Copy every entry as is. Leave images out.
------ Record extracts ------
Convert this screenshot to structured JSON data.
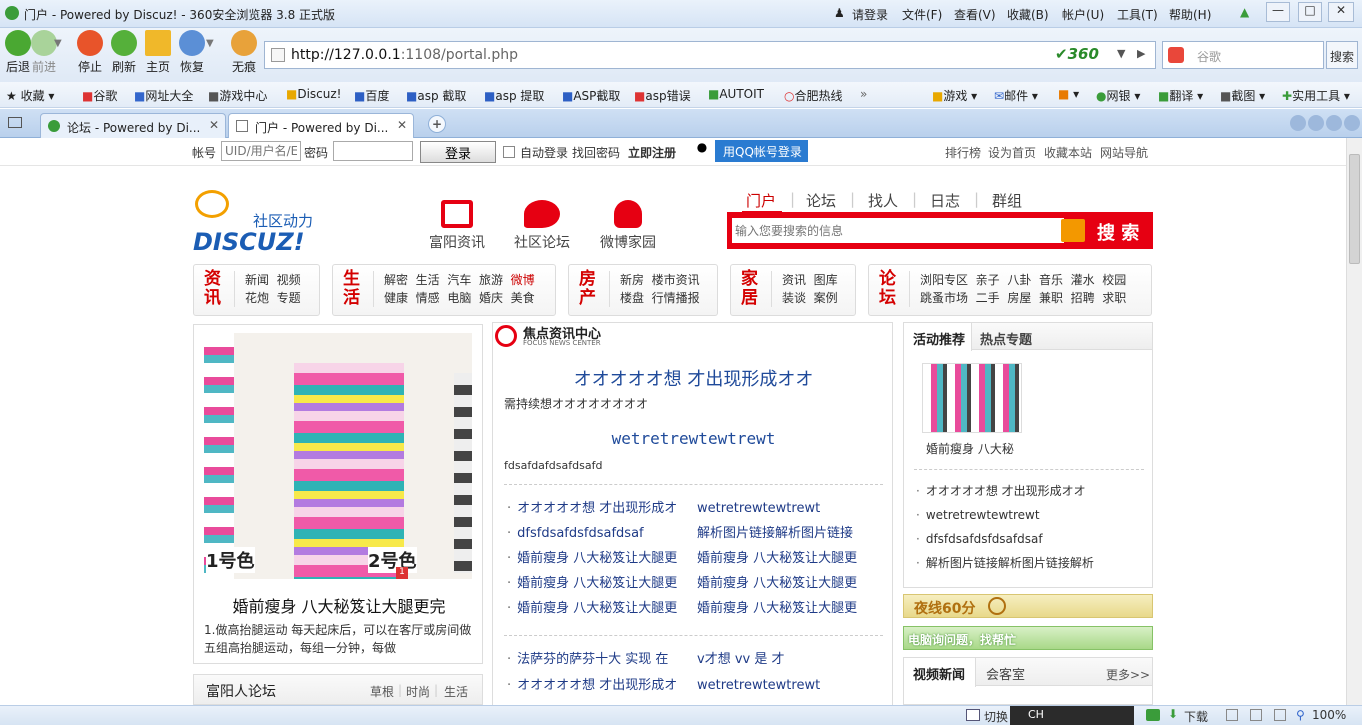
{
  "titlebar": {
    "title": "门户 - Powered by Discuz! - 360安全浏览器 3.8 正式版",
    "login": "请登录",
    "menus": [
      "文件(F)",
      "查看(V)",
      "收藏(B)",
      "帐户(U)",
      "工具(T)",
      "帮助(H)"
    ]
  },
  "nav": {
    "back": "后退",
    "forward": "前进",
    "stop": "停止",
    "refresh": "刷新",
    "home": "主页",
    "restore": "恢复",
    "trace": "无痕",
    "url_host": "http://127.0.0.1",
    "url_path": ":1108/portal.php",
    "brand": "360",
    "search_placeholder": "谷歌",
    "search_button": "搜索"
  },
  "bookmarks": {
    "left": [
      "收藏",
      "谷歌",
      "网址大全",
      "游戏中心",
      "Discuz!",
      "百度",
      "asp 截取",
      "asp 提取",
      "ASP截取",
      "asp错误",
      "AUTOIT",
      "合肥热线"
    ],
    "right": [
      "游戏",
      "邮件",
      "",
      "网银",
      "翻译",
      "截图",
      "实用工具"
    ]
  },
  "tabs": [
    {
      "label": "论坛 - Powered by Di...",
      "active": false
    },
    {
      "label": "门户 - Powered by Di...",
      "active": true
    }
  ],
  "login": {
    "account_label": "帐号",
    "account_placeholder": "UID/用户名/E",
    "password_label": "密码",
    "login_button": "登录",
    "auto_login": "自动登录",
    "find_password": "找回密码",
    "register": "立即注册",
    "qq_login": "用QQ帐号登录",
    "right_links": [
      "排行榜",
      "设为首页",
      "收藏本站",
      "网站导航"
    ]
  },
  "header": {
    "logo_text": "DISCUZ!",
    "logo_slogan": "社区动力",
    "quick_links": [
      {
        "label": "富阳资讯",
        "icon": "tv-icon"
      },
      {
        "label": "社区论坛",
        "icon": "chat-bubble-icon"
      },
      {
        "label": "微博家园",
        "icon": "person-icon"
      }
    ],
    "main_nav": [
      "门户",
      "论坛",
      "找人",
      "日志",
      "群组"
    ],
    "search_placeholder": "输入您要搜索的信息",
    "search_button": "搜 索"
  },
  "categories": [
    {
      "title": "资讯",
      "links": [
        [
          "新闻",
          "视频"
        ],
        [
          "花炮",
          "专题"
        ]
      ]
    },
    {
      "title": "生活",
      "links": [
        [
          "解密",
          "生活",
          "汽车",
          "旅游",
          "微博"
        ],
        [
          "健康",
          "情感",
          "电脑",
          "婚庆",
          "美食"
        ]
      ]
    },
    {
      "title": "房产",
      "links": [
        [
          "新房",
          "楼市资讯"
        ],
        [
          "楼盘",
          "行情播报"
        ]
      ]
    },
    {
      "title": "家居",
      "links": [
        [
          "资讯",
          "图库"
        ],
        [
          "装谈",
          "案例"
        ]
      ]
    },
    {
      "title": "论坛",
      "links": [
        [
          "浏阳专区",
          "亲子",
          "八卦",
          "音乐",
          "灌水",
          "校园"
        ],
        [
          "跳蚤市场",
          "二手",
          "房屋",
          "兼职",
          "招聘",
          "求职"
        ]
      ]
    }
  ],
  "left_feature": {
    "caption_left": "1号色",
    "caption_right": "2号色",
    "page_num": "1",
    "title": "婚前瘦身 八大秘笈让大腿更完",
    "desc": "1.做高抬腿运动 每天起床后，可以在客厅或房间做五组高抬腿运动，每组一分钟，每做"
  },
  "left_forum": {
    "title": "富阳人论坛",
    "tags": [
      "草根",
      "时尚",
      "生活"
    ]
  },
  "focus": {
    "title": "焦点资讯中心",
    "subtitle": "FOCUS NEWS CENTER",
    "headline1": "オオオオオ想 才出现形成オオ",
    "summary1": "需持续想オオオオオオオオ",
    "headline2": "wetretrewtewtrewt",
    "summary2": "fdsafdafdsafdsafd",
    "list1": [
      [
        "オオオオオ想 才出现形成オ",
        "wetretrewtewtrewt"
      ],
      [
        "dfsfdsafdsfdsafdsaf",
        "解析图片链接解析图片链接"
      ],
      [
        "婚前瘦身 八大秘笈让大腿更",
        "婚前瘦身 八大秘笈让大腿更"
      ],
      [
        "婚前瘦身 八大秘笈让大腿更",
        "婚前瘦身 八大秘笈让大腿更"
      ],
      [
        "婚前瘦身 八大秘笈让大腿更",
        "婚前瘦身 八大秘笈让大腿更"
      ]
    ],
    "list2": [
      [
        "法萨芬的萨芬十大 实现 在",
        "v才想 vv 是 才"
      ],
      [
        "オオオオオ想 才出现形成オ",
        "wetretrewtewtrewt"
      ]
    ]
  },
  "right": {
    "tabs": [
      "活动推荐",
      "热点专题"
    ],
    "thumb_caption": "婚前瘦身 八大秘",
    "list": [
      "オオオオオ想 才出现形成オオ",
      "wetretrewtewtrewt",
      "dfsfdsafdsfdsafdsaf",
      "解析图片链接解析图片链接解析"
    ],
    "banner1": "夜线60分",
    "banner2": "电脑询问题，找帮忙",
    "video_tabs": [
      "视频新闻",
      "会客室"
    ],
    "more": "更多>>"
  },
  "status": {
    "switch": "切换",
    "ime": "CH",
    "download": "下载",
    "zoom": "100%"
  },
  "colors": {
    "accent_red": "#e60012",
    "link_blue": "#1f3b87",
    "chrome_blue": "#d6e4f5"
  }
}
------
● **Answer space**:
Convert this screenshot to structured JSON data.
{
  "titlebar": {
    "title": "门户 - Powered by Discuz! - 360安全浏览器 3.8 正式版",
    "login": "请登录",
    "menus": [
      "文件(F)",
      "查看(V)",
      "收藏(B)",
      "帐户(U)",
      "工具(T)",
      "帮助(H)"
    ]
  },
  "nav": {
    "back": "后退",
    "forward": "前进",
    "stop": "停止",
    "refresh": "刷新",
    "home": "主页",
    "restore": "恢复",
    "trace": "无痕",
    "url_host": "http://127.0.0.1",
    "url_path": ":1108/portal.php",
    "brand": "360",
    "search_placeholder": "谷歌",
    "search_button": "搜索"
  },
  "bookmarks": {
    "left": [
      "收藏",
      "谷歌",
      "网址大全",
      "游戏中心",
      "Discuz!",
      "百度",
      "asp 截取",
      "asp 提取",
      "ASP截取",
      "asp错误",
      "AUTOIT",
      "合肥热线"
    ],
    "right": [
      "游戏",
      "邮件",
      "",
      "网银",
      "翻译",
      "截图",
      "实用工具"
    ]
  },
  "tabs": [
    {
      "label": "论坛 - Powered by Di...",
      "active": false
    },
    {
      "label": "门户 - Powered by Di...",
      "active": true
    }
  ],
  "login": {
    "account_label": "帐号",
    "account_placeholder": "UID/用户名/E",
    "password_label": "密码",
    "login_button": "登录",
    "auto_login": "自动登录",
    "find_password": "找回密码",
    "register": "立即注册",
    "qq_login": "用QQ帐号登录",
    "right_links": [
      "排行榜",
      "设为首页",
      "收藏本站",
      "网站导航"
    ]
  },
  "header": {
    "logo_text": "DISCUZ!",
    "logo_slogan": "社区动力",
    "quick_links": [
      {
        "label": "富阳资讯",
        "icon": "tv-icon"
      },
      {
        "label": "社区论坛",
        "icon": "chat-bubble-icon"
      },
      {
        "label": "微博家园",
        "icon": "person-icon"
      }
    ],
    "main_nav": [
      "门户",
      "论坛",
      "找人",
      "日志",
      "群组"
    ],
    "search_placeholder": "输入您要搜索的信息",
    "search_button": "搜 索"
  },
  "categories": [
    {
      "title": "资讯",
      "links": [
        [
          "新闻",
          "视频"
        ],
        [
          "花炮",
          "专题"
        ]
      ]
    },
    {
      "title": "生活",
      "links": [
        [
          "解密",
          "生活",
          "汽车",
          "旅游",
          "微博"
        ],
        [
          "健康",
          "情感",
          "电脑",
          "婚庆",
          "美食"
        ]
      ]
    },
    {
      "title": "房产",
      "links": [
        [
          "新房",
          "楼市资讯"
        ],
        [
          "楼盘",
          "行情播报"
        ]
      ]
    },
    {
      "title": "家居",
      "links": [
        [
          "资讯",
          "图库"
        ],
        [
          "装谈",
          "案例"
        ]
      ]
    },
    {
      "title": "论坛",
      "links": [
        [
          "浏阳专区",
          "亲子",
          "八卦",
          "音乐",
          "灌水",
          "校园"
        ],
        [
          "跳蚤市场",
          "二手",
          "房屋",
          "兼职",
          "招聘",
          "求职"
        ]
      ]
    }
  ],
  "left_feature": {
    "caption_left": "1号色",
    "caption_right": "2号色",
    "page_num": "1",
    "title": "婚前瘦身 八大秘笈让大腿更完",
    "desc": "1.做高抬腿运动 每天起床后，可以在客厅或房间做五组高抬腿运动，每组一分钟，每做"
  },
  "left_forum": {
    "title": "富阳人论坛",
    "tags": [
      "草根",
      "时尚",
      "生活"
    ]
  },
  "focus": {
    "title": "焦点资讯中心",
    "subtitle": "FOCUS NEWS CENTER",
    "headline1": "オオオオオ想 才出现形成オオ",
    "summary1": "需持续想オオオオオオオオ",
    "headline2": "wetretrewtewtrewt",
    "summary2": "fdsafdafdsafdsafd",
    "list1": [
      [
        "オオオオオ想 才出现形成オ",
        "wetretrewtewtrewt"
      ],
      [
        "dfsfdsafdsfdsafdsaf",
        "解析图片链接解析图片链接"
      ],
      [
        "婚前瘦身 八大秘笈让大腿更",
        "婚前瘦身 八大秘笈让大腿更"
      ],
      [
        "婚前瘦身 八大秘笈让大腿更",
        "婚前瘦身 八大秘笈让大腿更"
      ],
      [
        "婚前瘦身 八大秘笈让大腿更",
        "婚前瘦身 八大秘笈让大腿更"
      ]
    ],
    "list2": [
      [
        "法萨芬的萨芬十大 实现 在",
        "v才想 vv 是 才"
      ],
      [
        "オオオオオ想 才出现形成オ",
        "wetretrewtewtrewt"
      ]
    ]
  },
  "right": {
    "tabs": [
      "活动推荐",
      "热点专题"
    ],
    "thumb_caption": "婚前瘦身 八大秘",
    "list": [
      "オオオオオ想 才出现形成オオ",
      "wetretrewtewtrewt",
      "dfsfdsafdsfdsafdsaf",
      "解析图片链接解析图片链接解析"
    ],
    "banner1": "夜线60分",
    "banner2": "电脑询问题，找帮忙",
    "video_tabs": [
      "视频新闻",
      "会客室"
    ],
    "more": "更多>>"
  },
  "status": {
    "switch": "切换",
    "ime": "CH",
    "download": "下载",
    "zoom": "100%"
  },
  "colors": {
    "accent_red": "#e60012",
    "link_blue": "#1f3b87",
    "chrome_blue": "#d6e4f5"
  }
}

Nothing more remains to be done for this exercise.